**Work request:**
A verbatim reproduction of all the entries is needed.

**Listed entries:**
——————

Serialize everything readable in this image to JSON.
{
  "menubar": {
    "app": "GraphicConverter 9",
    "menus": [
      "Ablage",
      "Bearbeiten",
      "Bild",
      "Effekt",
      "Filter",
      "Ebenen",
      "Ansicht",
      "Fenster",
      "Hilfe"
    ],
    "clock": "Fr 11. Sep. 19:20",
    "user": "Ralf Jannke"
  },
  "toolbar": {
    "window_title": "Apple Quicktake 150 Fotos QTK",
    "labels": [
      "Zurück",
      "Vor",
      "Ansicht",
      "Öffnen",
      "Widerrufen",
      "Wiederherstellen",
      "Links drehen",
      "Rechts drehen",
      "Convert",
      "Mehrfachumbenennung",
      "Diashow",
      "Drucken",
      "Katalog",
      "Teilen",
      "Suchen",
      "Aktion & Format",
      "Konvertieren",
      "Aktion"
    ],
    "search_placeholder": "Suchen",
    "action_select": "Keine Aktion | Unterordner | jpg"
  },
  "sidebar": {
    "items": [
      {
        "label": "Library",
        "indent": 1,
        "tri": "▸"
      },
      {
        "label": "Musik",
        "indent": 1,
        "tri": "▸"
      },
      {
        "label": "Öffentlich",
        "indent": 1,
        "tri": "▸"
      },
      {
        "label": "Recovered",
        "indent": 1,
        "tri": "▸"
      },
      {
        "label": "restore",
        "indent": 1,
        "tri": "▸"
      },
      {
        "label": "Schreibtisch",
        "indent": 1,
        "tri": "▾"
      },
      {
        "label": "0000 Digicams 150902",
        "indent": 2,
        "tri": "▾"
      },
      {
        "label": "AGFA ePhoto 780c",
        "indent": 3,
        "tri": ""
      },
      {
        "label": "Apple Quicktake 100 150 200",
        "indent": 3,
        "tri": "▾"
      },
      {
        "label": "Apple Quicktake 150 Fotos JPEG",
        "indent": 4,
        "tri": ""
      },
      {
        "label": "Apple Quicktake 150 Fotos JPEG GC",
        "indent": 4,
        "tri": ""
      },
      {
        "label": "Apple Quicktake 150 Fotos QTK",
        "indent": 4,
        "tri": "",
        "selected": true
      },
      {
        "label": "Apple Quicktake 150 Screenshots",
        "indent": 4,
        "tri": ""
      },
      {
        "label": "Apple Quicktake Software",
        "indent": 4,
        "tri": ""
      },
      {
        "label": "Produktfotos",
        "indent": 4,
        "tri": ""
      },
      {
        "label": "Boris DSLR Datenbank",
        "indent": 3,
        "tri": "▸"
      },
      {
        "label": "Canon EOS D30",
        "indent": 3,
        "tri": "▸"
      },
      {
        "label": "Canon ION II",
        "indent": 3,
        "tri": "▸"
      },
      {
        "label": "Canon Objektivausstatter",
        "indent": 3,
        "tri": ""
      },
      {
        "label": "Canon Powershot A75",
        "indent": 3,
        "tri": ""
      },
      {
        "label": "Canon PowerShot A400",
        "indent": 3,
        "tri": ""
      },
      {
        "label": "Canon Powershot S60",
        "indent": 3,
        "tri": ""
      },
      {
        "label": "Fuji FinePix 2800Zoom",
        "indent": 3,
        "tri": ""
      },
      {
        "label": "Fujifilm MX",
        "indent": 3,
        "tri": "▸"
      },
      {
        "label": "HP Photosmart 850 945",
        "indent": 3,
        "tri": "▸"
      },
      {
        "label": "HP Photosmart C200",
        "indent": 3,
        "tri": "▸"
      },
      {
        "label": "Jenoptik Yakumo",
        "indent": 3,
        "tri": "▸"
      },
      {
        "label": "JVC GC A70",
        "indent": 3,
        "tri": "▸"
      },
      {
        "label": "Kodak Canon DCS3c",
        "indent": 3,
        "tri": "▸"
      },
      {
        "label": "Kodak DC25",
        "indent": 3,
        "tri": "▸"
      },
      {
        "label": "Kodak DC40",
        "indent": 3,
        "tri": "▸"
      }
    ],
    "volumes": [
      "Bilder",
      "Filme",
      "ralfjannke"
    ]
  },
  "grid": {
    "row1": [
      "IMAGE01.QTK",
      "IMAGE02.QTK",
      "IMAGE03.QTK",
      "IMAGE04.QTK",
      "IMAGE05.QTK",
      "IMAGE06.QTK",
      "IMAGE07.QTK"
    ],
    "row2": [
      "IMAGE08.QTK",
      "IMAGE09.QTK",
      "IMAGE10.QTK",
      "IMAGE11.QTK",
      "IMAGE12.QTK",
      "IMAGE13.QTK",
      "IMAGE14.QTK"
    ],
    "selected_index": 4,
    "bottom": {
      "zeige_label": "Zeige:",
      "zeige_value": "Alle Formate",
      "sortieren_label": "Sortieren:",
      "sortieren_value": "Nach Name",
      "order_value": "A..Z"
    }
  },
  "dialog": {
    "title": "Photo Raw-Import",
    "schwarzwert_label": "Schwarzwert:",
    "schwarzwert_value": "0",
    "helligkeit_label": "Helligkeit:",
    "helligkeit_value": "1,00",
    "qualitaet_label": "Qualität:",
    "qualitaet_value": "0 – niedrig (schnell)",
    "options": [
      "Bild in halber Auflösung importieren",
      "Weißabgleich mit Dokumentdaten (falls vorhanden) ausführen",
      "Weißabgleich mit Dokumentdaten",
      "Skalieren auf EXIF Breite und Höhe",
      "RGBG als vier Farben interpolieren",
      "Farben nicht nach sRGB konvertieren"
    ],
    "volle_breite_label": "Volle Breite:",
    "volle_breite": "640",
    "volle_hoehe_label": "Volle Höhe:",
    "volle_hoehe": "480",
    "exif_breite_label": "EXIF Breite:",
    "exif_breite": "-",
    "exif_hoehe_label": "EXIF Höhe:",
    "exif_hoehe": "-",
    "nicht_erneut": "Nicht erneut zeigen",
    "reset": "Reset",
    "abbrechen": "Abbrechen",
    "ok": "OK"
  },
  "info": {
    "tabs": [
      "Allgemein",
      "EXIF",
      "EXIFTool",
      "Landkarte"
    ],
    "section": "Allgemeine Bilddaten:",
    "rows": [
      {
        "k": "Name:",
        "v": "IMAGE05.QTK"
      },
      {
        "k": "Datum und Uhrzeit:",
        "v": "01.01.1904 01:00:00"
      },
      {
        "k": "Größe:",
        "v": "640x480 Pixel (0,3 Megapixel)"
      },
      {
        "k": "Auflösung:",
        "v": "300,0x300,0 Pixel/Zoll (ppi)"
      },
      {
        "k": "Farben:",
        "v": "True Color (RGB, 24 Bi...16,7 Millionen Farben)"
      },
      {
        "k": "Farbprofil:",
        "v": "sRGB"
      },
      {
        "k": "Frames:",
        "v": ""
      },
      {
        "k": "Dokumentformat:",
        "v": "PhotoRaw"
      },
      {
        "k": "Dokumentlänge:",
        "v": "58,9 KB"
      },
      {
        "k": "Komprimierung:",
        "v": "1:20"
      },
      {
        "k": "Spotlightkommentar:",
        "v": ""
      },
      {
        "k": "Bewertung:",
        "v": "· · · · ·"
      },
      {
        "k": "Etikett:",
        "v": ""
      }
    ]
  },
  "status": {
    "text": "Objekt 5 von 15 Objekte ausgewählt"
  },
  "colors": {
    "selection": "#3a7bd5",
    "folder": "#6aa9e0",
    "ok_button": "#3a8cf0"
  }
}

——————

**Answer space:**
Serialize everything readable in this image to JSON.
{
  "menubar": {
    "app": "GraphicConverter 9",
    "menus": [
      "Ablage",
      "Bearbeiten",
      "Bild",
      "Effekt",
      "Filter",
      "Ebenen",
      "Ansicht",
      "Fenster",
      "Hilfe"
    ],
    "clock": "Fr 11. Sep. 19:20",
    "user": "Ralf Jannke"
  },
  "toolbar": {
    "window_title": "Apple Quicktake 150 Fotos QTK",
    "labels": [
      "Zurück",
      "Vor",
      "Ansicht",
      "Öffnen",
      "Widerrufen",
      "Wiederherstellen",
      "Links drehen",
      "Rechts drehen",
      "Convert",
      "Mehrfachumbenennung",
      "Diashow",
      "Drucken",
      "Katalog",
      "Teilen",
      "Suchen",
      "Aktion & Format",
      "Konvertieren",
      "Aktion"
    ],
    "search_placeholder": "Suchen",
    "action_select": "Keine Aktion | Unterordner | jpg"
  },
  "sidebar": {
    "items": [
      {
        "label": "Library",
        "indent": 1,
        "tri": "▸"
      },
      {
        "label": "Musik",
        "indent": 1,
        "tri": "▸"
      },
      {
        "label": "Öffentlich",
        "indent": 1,
        "tri": "▸"
      },
      {
        "label": "Recovered",
        "indent": 1,
        "tri": "▸"
      },
      {
        "label": "restore",
        "indent": 1,
        "tri": "▸"
      },
      {
        "label": "Schreibtisch",
        "indent": 1,
        "tri": "▾"
      },
      {
        "label": "0000 Digicams 150902",
        "indent": 2,
        "tri": "▾"
      },
      {
        "label": "AGFA ePhoto 780c",
        "indent": 3,
        "tri": ""
      },
      {
        "label": "Apple Quicktake 100 150 200",
        "indent": 3,
        "tri": "▾"
      },
      {
        "label": "Apple Quicktake 150 Fotos JPEG",
        "indent": 4,
        "tri": ""
      },
      {
        "label": "Apple Quicktake 150 Fotos JPEG GC",
        "indent": 4,
        "tri": ""
      },
      {
        "label": "Apple Quicktake 150 Fotos QTK",
        "indent": 4,
        "tri": "",
        "selected": true
      },
      {
        "label": "Apple Quicktake 150 Screenshots",
        "indent": 4,
        "tri": ""
      },
      {
        "label": "Apple Quicktake Software",
        "indent": 4,
        "tri": ""
      },
      {
        "label": "Produktfotos",
        "indent": 4,
        "tri": ""
      },
      {
        "label": "Boris DSLR Datenbank",
        "indent": 3,
        "tri": "▸"
      },
      {
        "label": "Canon EOS D30",
        "indent": 3,
        "tri": "▸"
      },
      {
        "label": "Canon ION II",
        "indent": 3,
        "tri": "▸"
      },
      {
        "label": "Canon Objektivausstatter",
        "indent": 3,
        "tri": ""
      },
      {
        "label": "Canon Powershot A75",
        "indent": 3,
        "tri": ""
      },
      {
        "label": "Canon PowerShot A400",
        "indent": 3,
        "tri": ""
      },
      {
        "label": "Canon Powershot S60",
        "indent": 3,
        "tri": ""
      },
      {
        "label": "Fuji FinePix 2800Zoom",
        "indent": 3,
        "tri": ""
      },
      {
        "label": "Fujifilm MX",
        "indent": 3,
        "tri": "▸"
      },
      {
        "label": "HP Photosmart 850 945",
        "indent": 3,
        "tri": "▸"
      },
      {
        "label": "HP Photosmart C200",
        "indent": 3,
        "tri": "▸"
      },
      {
        "label": "Jenoptik Yakumo",
        "indent": 3,
        "tri": "▸"
      },
      {
        "label": "JVC GC A70",
        "indent": 3,
        "tri": "▸"
      },
      {
        "label": "Kodak Canon DCS3c",
        "indent": 3,
        "tri": "▸"
      },
      {
        "label": "Kodak DC25",
        "indent": 3,
        "tri": "▸"
      },
      {
        "label": "Kodak DC40",
        "indent": 3,
        "tri": "▸"
      }
    ],
    "volumes": [
      "Bilder",
      "Filme",
      "ralfjannke"
    ]
  },
  "grid": {
    "row1": [
      "IMAGE01.QTK",
      "IMAGE02.QTK",
      "IMAGE03.QTK",
      "IMAGE04.QTK",
      "IMAGE05.QTK",
      "IMAGE06.QTK",
      "IMAGE07.QTK"
    ],
    "row2": [
      "IMAGE08.QTK",
      "IMAGE09.QTK",
      "IMAGE10.QTK",
      "IMAGE11.QTK",
      "IMAGE12.QTK",
      "IMAGE13.QTK",
      "IMAGE14.QTK"
    ],
    "selected_index": 4,
    "bottom": {
      "zeige_label": "Zeige:",
      "zeige_value": "Alle Formate",
      "sortieren_label": "Sortieren:",
      "sortieren_value": "Nach Name",
      "order_value": "A..Z"
    }
  },
  "dialog": {
    "title": "Photo Raw-Import",
    "schwarzwert_label": "Schwarzwert:",
    "schwarzwert_value": "0",
    "helligkeit_label": "Helligkeit:",
    "helligkeit_value": "1,00",
    "qualitaet_label": "Qualität:",
    "qualitaet_value": "0 – niedrig (schnell)",
    "options": [
      "Bild in halber Auflösung importieren",
      "Weißabgleich mit Dokumentdaten (falls vorhanden) ausführen",
      "Weißabgleich mit Dokumentdaten",
      "Skalieren auf EXIF Breite und Höhe",
      "RGBG als vier Farben interpolieren",
      "Farben nicht nach sRGB konvertieren"
    ],
    "volle_breite_label": "Volle Breite:",
    "volle_breite": "640",
    "volle_hoehe_label": "Volle Höhe:",
    "volle_hoehe": "480",
    "exif_breite_label": "EXIF Breite:",
    "exif_breite": "-",
    "exif_hoehe_label": "EXIF Höhe:",
    "exif_hoehe": "-",
    "nicht_erneut": "Nicht erneut zeigen",
    "reset": "Reset",
    "abbrechen": "Abbrechen",
    "ok": "OK"
  },
  "info": {
    "tabs": [
      "Allgemein",
      "EXIF",
      "EXIFTool",
      "Landkarte"
    ],
    "section": "Allgemeine Bilddaten:",
    "rows": [
      {
        "k": "Name:",
        "v": "IMAGE05.QTK"
      },
      {
        "k": "Datum und Uhrzeit:",
        "v": "01.01.1904 01:00:00"
      },
      {
        "k": "Größe:",
        "v": "640x480 Pixel (0,3 Megapixel)"
      },
      {
        "k": "Auflösung:",
        "v": "300,0x300,0 Pixel/Zoll (ppi)"
      },
      {
        "k": "Farben:",
        "v": "True Color (RGB, 24 Bi...16,7 Millionen Farben)"
      },
      {
        "k": "Farbprofil:",
        "v": "sRGB"
      },
      {
        "k": "Frames:",
        "v": ""
      },
      {
        "k": "Dokumentformat:",
        "v": "PhotoRaw"
      },
      {
        "k": "Dokumentlänge:",
        "v": "58,9 KB"
      },
      {
        "k": "Komprimierung:",
        "v": "1:20"
      },
      {
        "k": "Spotlightkommentar:",
        "v": ""
      },
      {
        "k": "Bewertung:",
        "v": "· · · · ·"
      },
      {
        "k": "Etikett:",
        "v": ""
      }
    ]
  },
  "status": {
    "text": "Objekt 5 von 15 Objekte ausgewählt"
  },
  "colors": {
    "selection": "#3a7bd5",
    "folder": "#6aa9e0",
    "ok_button": "#3a8cf0"
  }
}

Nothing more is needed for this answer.